**What this task involves**
Entries follow. Return each line that contains the word "axis".

*** Dataset extract ***

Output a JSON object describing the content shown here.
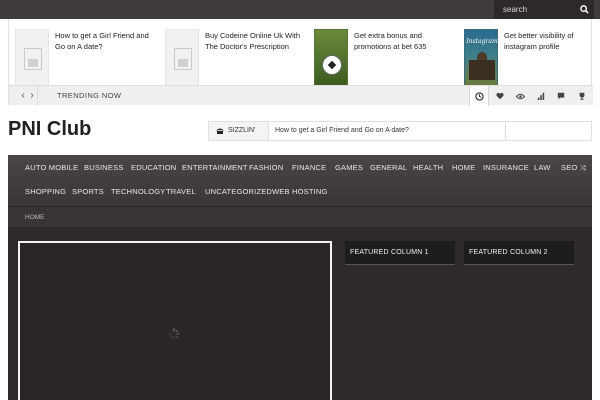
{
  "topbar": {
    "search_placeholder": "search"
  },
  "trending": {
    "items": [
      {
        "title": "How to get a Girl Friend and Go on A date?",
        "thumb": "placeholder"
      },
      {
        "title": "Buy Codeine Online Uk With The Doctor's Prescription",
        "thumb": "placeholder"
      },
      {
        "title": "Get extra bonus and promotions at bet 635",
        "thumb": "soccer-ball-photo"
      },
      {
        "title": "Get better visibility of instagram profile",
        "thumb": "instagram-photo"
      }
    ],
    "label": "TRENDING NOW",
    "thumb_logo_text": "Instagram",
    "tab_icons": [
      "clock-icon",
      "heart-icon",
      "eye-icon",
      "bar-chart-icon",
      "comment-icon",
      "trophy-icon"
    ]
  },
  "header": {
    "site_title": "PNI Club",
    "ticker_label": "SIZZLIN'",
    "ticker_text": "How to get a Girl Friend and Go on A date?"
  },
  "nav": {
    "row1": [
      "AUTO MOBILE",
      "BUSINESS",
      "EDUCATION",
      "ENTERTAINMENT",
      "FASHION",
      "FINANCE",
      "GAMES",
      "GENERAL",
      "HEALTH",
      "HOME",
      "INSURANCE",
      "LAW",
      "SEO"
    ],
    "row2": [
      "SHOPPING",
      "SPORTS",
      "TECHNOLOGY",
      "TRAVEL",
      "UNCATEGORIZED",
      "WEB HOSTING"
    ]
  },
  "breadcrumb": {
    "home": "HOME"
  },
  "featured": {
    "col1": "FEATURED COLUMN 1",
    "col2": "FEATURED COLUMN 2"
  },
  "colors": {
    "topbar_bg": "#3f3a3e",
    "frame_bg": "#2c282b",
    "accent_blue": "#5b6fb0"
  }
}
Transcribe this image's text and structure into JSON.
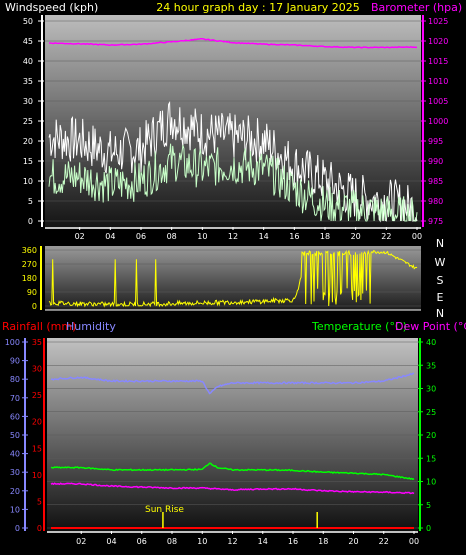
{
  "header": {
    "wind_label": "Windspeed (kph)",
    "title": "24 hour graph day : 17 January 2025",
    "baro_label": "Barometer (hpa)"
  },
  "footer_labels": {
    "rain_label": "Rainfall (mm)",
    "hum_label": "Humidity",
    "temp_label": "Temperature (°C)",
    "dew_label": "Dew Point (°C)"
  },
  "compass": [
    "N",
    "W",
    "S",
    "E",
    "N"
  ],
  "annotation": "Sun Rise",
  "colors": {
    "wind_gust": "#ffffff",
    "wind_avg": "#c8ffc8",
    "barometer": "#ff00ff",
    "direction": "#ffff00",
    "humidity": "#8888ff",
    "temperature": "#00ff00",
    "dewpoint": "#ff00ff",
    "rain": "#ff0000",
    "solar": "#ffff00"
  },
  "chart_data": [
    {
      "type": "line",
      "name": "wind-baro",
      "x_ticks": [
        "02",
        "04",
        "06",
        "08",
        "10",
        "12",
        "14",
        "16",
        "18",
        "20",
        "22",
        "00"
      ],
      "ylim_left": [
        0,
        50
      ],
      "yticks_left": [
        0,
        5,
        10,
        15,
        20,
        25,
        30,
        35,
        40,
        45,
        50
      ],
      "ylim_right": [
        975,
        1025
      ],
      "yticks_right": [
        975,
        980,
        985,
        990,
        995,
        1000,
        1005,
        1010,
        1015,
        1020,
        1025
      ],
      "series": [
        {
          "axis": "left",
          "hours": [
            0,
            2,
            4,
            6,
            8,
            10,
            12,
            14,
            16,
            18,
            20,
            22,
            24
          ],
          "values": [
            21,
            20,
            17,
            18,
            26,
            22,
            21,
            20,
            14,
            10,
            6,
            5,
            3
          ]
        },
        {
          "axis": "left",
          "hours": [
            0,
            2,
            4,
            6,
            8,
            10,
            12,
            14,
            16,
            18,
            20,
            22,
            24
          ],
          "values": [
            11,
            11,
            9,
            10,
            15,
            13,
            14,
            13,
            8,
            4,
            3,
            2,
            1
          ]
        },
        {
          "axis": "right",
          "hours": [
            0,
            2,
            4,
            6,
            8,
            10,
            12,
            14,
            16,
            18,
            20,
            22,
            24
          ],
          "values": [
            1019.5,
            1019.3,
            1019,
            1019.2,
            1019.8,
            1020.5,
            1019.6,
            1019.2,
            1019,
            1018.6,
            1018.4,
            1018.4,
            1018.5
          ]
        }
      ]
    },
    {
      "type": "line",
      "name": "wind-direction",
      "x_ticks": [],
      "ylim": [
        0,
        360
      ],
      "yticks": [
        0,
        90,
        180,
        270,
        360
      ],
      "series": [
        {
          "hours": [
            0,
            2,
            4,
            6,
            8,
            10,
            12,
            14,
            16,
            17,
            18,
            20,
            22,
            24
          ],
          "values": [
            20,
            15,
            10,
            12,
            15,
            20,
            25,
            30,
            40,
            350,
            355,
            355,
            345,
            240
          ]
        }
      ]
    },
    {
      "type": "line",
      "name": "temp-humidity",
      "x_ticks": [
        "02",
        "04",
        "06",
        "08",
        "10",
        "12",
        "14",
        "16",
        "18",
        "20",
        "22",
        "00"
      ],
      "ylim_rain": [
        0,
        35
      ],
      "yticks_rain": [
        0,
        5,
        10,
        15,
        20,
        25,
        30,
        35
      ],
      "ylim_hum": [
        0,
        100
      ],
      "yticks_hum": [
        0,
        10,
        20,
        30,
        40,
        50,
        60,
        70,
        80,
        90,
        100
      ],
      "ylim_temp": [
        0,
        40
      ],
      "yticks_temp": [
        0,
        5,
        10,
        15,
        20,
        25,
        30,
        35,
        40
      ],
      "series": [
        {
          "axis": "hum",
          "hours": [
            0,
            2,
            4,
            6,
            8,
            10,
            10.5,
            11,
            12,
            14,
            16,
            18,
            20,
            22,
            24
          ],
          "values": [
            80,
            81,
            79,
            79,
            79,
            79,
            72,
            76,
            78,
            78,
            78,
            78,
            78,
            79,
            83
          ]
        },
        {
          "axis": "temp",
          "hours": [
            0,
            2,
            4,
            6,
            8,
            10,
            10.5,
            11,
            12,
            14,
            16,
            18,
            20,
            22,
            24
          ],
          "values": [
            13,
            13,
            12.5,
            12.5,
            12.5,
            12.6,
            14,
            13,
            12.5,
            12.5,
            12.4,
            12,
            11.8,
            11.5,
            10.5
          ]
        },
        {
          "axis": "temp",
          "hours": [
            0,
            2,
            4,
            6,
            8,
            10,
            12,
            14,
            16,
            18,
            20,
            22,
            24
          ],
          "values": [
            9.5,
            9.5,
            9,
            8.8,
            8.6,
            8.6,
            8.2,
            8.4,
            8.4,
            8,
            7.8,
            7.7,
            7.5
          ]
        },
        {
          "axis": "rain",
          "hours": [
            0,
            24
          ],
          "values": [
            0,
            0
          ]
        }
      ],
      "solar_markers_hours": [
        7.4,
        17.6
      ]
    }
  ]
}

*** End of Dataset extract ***
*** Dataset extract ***

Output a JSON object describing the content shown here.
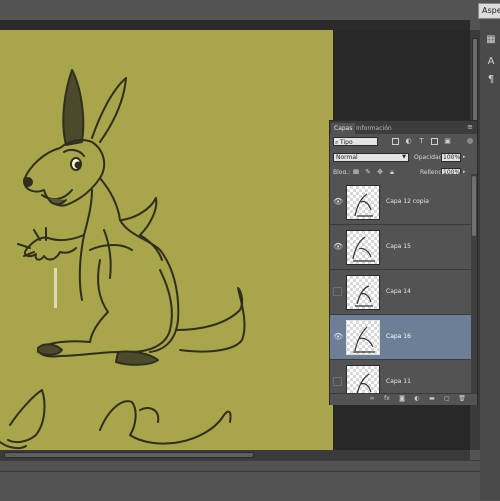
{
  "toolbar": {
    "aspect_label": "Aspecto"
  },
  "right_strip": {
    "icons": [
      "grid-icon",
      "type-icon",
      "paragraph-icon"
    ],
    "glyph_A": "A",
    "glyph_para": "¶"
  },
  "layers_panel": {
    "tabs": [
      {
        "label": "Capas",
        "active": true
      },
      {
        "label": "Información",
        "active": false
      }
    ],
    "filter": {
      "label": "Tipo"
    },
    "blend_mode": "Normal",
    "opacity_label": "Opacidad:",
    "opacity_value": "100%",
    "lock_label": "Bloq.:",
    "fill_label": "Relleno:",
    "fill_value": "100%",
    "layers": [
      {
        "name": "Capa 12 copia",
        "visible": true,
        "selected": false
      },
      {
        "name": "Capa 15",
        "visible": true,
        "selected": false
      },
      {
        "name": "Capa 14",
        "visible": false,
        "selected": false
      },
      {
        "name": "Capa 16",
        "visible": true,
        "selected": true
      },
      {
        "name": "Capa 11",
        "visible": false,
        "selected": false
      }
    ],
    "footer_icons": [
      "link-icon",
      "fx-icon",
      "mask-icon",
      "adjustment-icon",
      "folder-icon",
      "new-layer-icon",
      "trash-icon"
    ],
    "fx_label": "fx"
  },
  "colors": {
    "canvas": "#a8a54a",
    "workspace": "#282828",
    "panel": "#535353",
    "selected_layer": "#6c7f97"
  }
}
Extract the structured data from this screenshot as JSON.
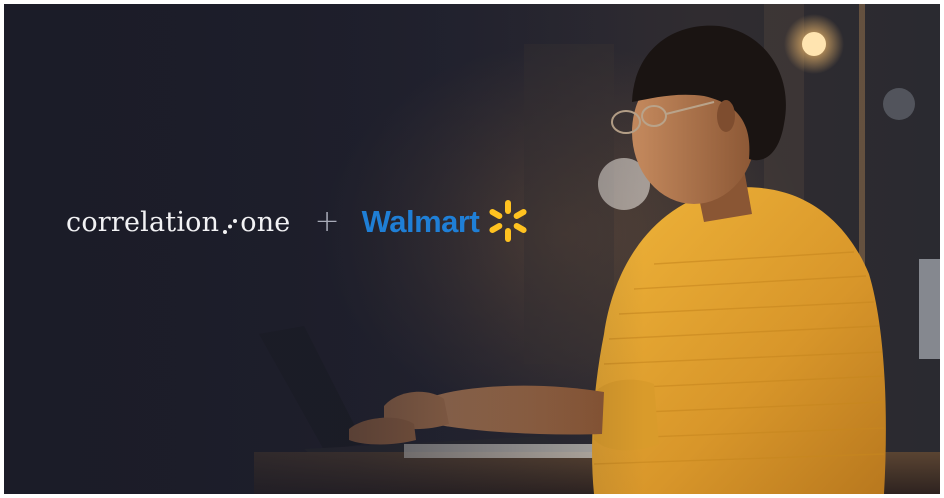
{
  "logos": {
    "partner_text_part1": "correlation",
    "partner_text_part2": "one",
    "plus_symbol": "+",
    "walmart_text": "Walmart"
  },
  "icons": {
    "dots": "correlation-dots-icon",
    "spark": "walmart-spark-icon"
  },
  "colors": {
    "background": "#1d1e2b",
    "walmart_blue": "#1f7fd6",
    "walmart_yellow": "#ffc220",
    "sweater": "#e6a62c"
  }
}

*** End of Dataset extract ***

**Solution**
          "axis": "left",
          "axis": "left",
          "axis": "right",
          "axis": "hum",
          "axis": "temp",
          "axis": "temp",
          "axis": "rain",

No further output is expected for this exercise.